After collecting northern white rhino eggs, the researchers will attempt in-vitro fertilization with frozen rhino sperm. Because the remaining rhinos can't carry a pregnancy, a related southern white rhino might serve as a surrogate. All of this is speculation—no one has ever used in-vitro fertilization in rhinos before, or tried to use a surrogate rhino.
There's another big challenge: the three remaining rhinos are all related (the females are mother and daughter, and the 42-year-old male rhino is both father and grandfather). The handful of frozen sperm samples available, from the San Diego Zoo's Frozen Zoo, can't provide enough genetic diversity to create a healthy population of new rhinos. So the researchers also plan to use some genetic engineering.
Using a technique that won a Nobel Prize in 2012, it's possible to turn any cell, including skin cells from the frozen zoo, into stem cells called iPS, or induced pluripotent stem cells. Those cells can then be programmed to become sperm or eggs—and then mixed into the in-vitro fertilization process to add genetic diversity.
In another technique, a southern white rhino embryo might be sterilized, and then stem cells from the northern white rhino could be added. "That establishes the germ line," Hildebrandt says. "Then these chimeras will produce pure northern white rhino gametes."

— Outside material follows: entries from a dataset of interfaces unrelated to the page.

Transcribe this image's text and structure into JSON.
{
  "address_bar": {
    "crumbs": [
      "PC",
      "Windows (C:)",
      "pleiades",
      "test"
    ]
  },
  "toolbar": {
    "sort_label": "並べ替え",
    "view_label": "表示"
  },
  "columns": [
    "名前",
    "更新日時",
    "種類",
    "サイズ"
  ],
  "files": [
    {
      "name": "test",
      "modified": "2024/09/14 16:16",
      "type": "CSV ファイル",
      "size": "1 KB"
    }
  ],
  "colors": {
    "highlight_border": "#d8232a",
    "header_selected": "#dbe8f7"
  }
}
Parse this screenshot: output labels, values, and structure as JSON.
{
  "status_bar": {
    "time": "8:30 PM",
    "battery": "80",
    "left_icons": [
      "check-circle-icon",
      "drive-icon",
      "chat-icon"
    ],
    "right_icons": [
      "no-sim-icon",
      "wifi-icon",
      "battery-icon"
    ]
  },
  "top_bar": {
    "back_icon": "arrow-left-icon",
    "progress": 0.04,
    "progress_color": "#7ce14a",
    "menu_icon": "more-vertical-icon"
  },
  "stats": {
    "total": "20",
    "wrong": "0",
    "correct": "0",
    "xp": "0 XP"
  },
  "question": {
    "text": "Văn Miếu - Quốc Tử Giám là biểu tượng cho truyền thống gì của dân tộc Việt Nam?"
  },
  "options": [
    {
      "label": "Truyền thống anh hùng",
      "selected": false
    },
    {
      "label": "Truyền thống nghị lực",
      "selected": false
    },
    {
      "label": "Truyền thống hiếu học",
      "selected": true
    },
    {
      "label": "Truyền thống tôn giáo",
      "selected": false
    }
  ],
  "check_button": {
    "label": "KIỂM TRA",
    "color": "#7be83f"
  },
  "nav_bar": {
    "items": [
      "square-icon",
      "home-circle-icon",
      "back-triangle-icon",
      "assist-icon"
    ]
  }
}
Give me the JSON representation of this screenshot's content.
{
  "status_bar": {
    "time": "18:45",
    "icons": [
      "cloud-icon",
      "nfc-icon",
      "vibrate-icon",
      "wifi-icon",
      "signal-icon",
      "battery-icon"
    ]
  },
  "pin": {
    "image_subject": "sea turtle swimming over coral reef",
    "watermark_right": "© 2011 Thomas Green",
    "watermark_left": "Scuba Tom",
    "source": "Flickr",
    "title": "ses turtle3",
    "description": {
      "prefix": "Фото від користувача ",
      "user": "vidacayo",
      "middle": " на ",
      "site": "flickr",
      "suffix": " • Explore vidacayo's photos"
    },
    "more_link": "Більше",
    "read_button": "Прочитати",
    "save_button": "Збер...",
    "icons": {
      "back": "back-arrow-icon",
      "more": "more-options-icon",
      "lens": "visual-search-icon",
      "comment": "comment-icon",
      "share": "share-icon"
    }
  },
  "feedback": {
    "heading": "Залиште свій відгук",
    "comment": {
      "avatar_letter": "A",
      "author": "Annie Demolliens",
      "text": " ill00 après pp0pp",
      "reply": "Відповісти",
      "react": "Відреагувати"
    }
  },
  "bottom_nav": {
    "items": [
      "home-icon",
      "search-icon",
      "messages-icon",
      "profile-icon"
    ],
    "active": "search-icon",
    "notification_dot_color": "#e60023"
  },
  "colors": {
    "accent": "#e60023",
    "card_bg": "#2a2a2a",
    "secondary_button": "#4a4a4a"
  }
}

Hildebrandt's lab has spent the last two years working on a shoestring budget. "It's really disappointing, because we're fighting against time," he says. "There's not the time right now to wait for a better funding situation, because this male and two remaining females, they're aging fast, and nothing was done over the last six years."
Others argue that the money that will need to be invested in the process could be better spent protecting the southern white rhino—which still has a fairly large wild population—from poachers. But Hildebrandt believes that habitat protection and the experimental anti-extinction techniques should go hand in hand.
"The northern white rhino is technically extinct, without the application of the procedure we've developed right now," Hildebrandt says. "They are infertile, they can't produce anymore, and they will be dead maybe in 20 years. The male may die in less than a year, and then there are only two females left."
He's optimistic that the science could work quickly enough to produce a baby rhino before the last existing northern white rhino dies. Then—because the southern white rhino population demonstrated in the past that rhinos can bounce back—he hopes that northern white rhinos could eventually be reintroduced into the wild.
"One hundred years ago, the southern white rhino population was down to 50," he says. "Now we are up to 20,000 ... I think that was a very great success story, and we could achieve the same with the northern white rhino. Maybe not 20,000, but 1,000."
The same techniques could also potentially be used for other animals on the verge of extinction, or even after they've gone extinct. Hildebrandt plans to work on the Sumatran rhino next. "There are only three in captivity in Sumatra, and there may be three to four still left in the wild in Borneo," he says. "It's a similar situation—we can apply the same technology we develop for the northern white rhino in the same manner in Sumatran rhinos."